imageBlake Adwood has an interview with Christian Piatt, author of a new book, Blood Doctrine Piatt (Paper and Kindle, April 28, 2014). But first, here is the description of book from


First, the dreams came. And then the blood. Young Jacob had always known he was different, but he was beginning to lose control. Unknown to him, Nica, the skeptical New York journalist was beginning to pull the pieces together: the Israeli Antiquities Authority, the Max Planck Institute in Germany, VitaGen labs in Pennsylvania. And then there was the Project, the group rumored to be obsessed with invoking apocalyptic end-times on their own terms.

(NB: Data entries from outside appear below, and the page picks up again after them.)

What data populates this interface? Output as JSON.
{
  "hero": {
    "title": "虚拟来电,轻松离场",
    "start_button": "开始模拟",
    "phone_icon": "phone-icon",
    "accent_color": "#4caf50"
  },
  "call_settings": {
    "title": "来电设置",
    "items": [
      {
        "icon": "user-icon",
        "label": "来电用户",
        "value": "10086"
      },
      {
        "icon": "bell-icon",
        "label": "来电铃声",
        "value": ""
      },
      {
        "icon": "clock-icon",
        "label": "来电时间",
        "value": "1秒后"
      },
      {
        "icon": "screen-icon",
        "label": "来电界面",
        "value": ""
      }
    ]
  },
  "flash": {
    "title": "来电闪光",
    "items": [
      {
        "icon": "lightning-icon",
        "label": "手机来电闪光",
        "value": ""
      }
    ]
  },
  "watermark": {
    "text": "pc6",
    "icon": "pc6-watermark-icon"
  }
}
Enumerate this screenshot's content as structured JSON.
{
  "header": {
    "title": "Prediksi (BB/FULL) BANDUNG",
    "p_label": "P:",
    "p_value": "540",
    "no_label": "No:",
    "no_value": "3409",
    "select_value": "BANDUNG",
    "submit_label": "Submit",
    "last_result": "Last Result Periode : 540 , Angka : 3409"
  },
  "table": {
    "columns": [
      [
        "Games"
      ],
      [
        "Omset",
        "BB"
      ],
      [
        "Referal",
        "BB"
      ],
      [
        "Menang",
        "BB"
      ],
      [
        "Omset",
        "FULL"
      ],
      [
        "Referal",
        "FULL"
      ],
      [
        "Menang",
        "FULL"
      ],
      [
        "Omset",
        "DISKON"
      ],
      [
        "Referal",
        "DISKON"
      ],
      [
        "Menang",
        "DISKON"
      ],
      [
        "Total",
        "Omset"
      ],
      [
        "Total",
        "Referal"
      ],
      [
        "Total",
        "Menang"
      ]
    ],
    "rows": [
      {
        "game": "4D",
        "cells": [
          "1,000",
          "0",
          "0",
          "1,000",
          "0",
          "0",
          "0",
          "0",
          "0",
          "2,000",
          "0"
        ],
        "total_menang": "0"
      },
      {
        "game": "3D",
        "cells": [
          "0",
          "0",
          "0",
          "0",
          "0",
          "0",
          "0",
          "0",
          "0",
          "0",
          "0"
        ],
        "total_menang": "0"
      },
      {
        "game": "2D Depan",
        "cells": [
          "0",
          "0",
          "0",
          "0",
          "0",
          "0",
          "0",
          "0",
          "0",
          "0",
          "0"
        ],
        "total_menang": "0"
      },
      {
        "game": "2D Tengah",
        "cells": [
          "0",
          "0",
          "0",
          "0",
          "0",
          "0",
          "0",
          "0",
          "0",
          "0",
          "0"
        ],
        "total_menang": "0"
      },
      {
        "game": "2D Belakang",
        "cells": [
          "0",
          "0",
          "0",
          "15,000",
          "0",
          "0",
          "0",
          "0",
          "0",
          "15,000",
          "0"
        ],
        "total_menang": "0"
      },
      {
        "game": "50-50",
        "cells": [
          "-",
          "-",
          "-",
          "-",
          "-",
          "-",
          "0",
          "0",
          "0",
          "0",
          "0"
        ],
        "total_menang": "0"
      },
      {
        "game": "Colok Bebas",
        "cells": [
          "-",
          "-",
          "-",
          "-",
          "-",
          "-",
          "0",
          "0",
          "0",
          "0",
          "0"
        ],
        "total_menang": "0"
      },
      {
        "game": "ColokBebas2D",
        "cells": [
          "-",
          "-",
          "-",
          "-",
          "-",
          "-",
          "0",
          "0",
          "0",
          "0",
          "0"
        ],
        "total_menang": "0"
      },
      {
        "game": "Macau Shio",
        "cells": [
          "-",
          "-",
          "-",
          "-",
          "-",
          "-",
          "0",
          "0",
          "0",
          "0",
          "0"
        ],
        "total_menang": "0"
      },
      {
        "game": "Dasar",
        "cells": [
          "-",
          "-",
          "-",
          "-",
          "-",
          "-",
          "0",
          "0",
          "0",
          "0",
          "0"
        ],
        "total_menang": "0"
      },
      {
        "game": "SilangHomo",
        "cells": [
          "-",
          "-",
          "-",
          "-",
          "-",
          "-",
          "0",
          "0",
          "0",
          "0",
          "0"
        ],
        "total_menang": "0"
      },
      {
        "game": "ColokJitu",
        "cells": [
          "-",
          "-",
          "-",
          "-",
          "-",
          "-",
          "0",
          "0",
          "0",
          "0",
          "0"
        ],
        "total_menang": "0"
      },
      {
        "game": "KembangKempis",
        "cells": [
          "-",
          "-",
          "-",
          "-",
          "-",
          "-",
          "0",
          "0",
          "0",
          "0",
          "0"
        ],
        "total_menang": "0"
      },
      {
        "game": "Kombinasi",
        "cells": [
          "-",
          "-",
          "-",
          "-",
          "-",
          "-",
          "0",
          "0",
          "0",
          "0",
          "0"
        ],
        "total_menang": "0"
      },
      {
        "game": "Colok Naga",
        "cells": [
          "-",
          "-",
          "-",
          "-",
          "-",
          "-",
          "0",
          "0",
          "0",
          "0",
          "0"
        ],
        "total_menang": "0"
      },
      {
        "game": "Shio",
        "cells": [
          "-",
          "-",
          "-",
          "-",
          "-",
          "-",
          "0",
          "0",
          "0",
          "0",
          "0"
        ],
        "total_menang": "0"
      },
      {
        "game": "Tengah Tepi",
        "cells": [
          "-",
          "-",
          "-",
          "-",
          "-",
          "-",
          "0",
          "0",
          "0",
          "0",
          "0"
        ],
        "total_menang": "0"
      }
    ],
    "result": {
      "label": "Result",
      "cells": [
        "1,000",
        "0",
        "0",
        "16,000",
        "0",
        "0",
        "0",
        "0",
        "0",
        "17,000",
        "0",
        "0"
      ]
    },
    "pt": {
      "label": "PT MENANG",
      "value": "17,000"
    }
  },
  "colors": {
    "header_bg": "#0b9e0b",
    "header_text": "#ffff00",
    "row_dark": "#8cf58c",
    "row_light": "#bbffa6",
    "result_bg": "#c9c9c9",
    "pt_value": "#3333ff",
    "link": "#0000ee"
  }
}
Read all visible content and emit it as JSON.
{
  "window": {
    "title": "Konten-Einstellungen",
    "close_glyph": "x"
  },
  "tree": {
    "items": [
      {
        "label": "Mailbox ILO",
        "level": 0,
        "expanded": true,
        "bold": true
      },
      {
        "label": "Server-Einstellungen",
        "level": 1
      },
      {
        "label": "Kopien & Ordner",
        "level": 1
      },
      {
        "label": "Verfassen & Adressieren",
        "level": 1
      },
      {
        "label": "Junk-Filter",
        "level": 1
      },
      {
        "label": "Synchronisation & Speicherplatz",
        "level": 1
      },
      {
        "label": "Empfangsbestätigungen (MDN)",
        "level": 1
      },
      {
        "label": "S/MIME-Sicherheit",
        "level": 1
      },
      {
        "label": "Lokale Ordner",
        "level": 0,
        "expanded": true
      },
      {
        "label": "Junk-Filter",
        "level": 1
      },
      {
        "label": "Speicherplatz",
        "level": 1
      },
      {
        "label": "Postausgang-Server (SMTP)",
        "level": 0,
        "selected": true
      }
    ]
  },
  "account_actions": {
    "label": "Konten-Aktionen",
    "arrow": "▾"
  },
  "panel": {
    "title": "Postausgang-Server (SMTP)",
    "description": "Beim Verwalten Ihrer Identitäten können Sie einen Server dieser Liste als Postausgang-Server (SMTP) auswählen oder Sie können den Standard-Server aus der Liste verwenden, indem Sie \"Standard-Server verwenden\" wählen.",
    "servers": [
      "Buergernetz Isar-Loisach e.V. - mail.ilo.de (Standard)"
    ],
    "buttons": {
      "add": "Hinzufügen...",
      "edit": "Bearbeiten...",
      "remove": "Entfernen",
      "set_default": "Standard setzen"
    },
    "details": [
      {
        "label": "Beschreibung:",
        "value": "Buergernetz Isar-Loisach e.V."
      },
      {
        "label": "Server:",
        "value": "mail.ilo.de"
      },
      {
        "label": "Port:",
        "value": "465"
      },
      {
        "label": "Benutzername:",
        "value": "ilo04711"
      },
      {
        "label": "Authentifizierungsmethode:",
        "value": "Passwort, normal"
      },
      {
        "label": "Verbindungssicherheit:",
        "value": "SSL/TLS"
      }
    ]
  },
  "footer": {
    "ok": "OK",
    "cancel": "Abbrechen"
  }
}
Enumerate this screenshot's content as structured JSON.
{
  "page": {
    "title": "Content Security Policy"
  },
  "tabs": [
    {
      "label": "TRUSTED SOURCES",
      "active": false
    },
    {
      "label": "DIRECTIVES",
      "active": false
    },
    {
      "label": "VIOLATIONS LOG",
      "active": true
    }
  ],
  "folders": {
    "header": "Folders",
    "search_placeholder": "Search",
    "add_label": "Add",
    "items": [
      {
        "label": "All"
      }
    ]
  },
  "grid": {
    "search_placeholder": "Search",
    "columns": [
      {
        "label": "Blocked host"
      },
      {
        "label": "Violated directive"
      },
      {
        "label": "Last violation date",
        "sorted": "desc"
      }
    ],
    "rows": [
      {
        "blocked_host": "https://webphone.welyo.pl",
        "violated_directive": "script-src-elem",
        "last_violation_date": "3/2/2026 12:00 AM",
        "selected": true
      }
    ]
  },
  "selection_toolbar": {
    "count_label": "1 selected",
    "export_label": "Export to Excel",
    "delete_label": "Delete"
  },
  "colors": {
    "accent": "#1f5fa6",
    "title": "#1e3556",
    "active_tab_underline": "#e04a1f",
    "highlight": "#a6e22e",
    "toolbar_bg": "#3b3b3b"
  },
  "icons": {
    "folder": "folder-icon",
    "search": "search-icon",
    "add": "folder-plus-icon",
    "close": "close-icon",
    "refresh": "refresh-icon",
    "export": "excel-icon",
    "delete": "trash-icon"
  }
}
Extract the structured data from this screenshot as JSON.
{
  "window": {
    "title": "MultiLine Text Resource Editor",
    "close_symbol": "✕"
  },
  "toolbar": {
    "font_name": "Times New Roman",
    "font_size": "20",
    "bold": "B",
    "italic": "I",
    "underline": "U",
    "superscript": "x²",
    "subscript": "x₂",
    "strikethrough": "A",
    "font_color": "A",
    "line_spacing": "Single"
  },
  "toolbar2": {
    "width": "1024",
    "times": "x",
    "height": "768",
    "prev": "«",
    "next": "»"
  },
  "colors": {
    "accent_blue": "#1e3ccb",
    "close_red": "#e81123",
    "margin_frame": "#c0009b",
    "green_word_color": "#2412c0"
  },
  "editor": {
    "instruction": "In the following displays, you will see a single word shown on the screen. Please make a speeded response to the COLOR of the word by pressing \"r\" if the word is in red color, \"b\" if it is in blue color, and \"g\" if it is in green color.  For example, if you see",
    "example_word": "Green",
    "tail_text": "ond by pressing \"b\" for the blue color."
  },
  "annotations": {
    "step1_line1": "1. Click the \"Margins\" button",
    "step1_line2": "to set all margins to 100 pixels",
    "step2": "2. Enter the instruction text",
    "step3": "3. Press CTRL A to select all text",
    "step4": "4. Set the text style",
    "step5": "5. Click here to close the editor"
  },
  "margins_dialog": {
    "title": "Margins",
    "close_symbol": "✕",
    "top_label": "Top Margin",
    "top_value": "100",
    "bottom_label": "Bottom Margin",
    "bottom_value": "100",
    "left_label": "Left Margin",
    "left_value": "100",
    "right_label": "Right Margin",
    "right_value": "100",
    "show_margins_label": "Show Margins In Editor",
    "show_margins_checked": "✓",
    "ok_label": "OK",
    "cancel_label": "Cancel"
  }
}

But what role could a teenage boy from Denver, Colorado, play in this unfolding story line?

It is a theme we have encountered before (See The Film – I’m Not Jesus Mommy).  But this time it comes to us from a big name author. As Atwood writes:

As an author, Christian Piatt may be most well-known for his Banned Questions About the Bible series. He’s also a progressive voice as a blogger, and currently serves as the Director of Acquisitions and Author Development forCrowdScribed and as the Director of Growth and Development for First Christian Church (DOC) in Portland, OR.

His latest work, Blood Doctrine, combines his many talents and interests into a gripping tale of faith and science, a fictional yet believable book about the possibility of using Jesus’ DNA to resurrect him as a clone. FaithVillage spoke to Christian about his fascinating book.

[ . . . ]

Blood Doctrine imagines the possibility of Jesus’ return to earth … as a genetically resurrected clone. When and where did this idea first captivate you?

A few years ago, when the "Jesus Tomb" story broke (an ossuary found bearing the name of James, brother of Jesus), I was intrigued less by whether it was authentic and belonged to THE brother of Jesus, and more by our apparent obsession with finding physical evidence of Jesus’ life. From relics of the cross to the Shroud of Turin, we’re always searching. Around that same time, I read an article about a 5,000-year-old date palm seed that was found and was used to germinate a viable date plant.

As I let my mind wander, I started imagining what we would do with physical evidence of his life — specifically genetic material — if it were recovered. With the capabilities being harnessed in the field of genetics, I can’t imagine someone with the proper moral flexibility wouldn’t try to manipulate the course of history in such a way.

What are the major themes of the book?

There are three storylines woven together. One takes place in the Middle east, starting at the crucifixion and following Jesus’ family following that event. A second follows Jacob, the teenage boy who lives in Denver as strange things begin to happen to him that he can understand or explain, like stigmata and mysterious healings. The third storyline centers on Nica, a reporter from the New Yorker magazine who is a religious skeptic, following some leads about this fringe group called the project who is bent on using modern genetics to invoke apocalyptic end-times.

Okay, you must read the rest of the interview with Christian Piatt.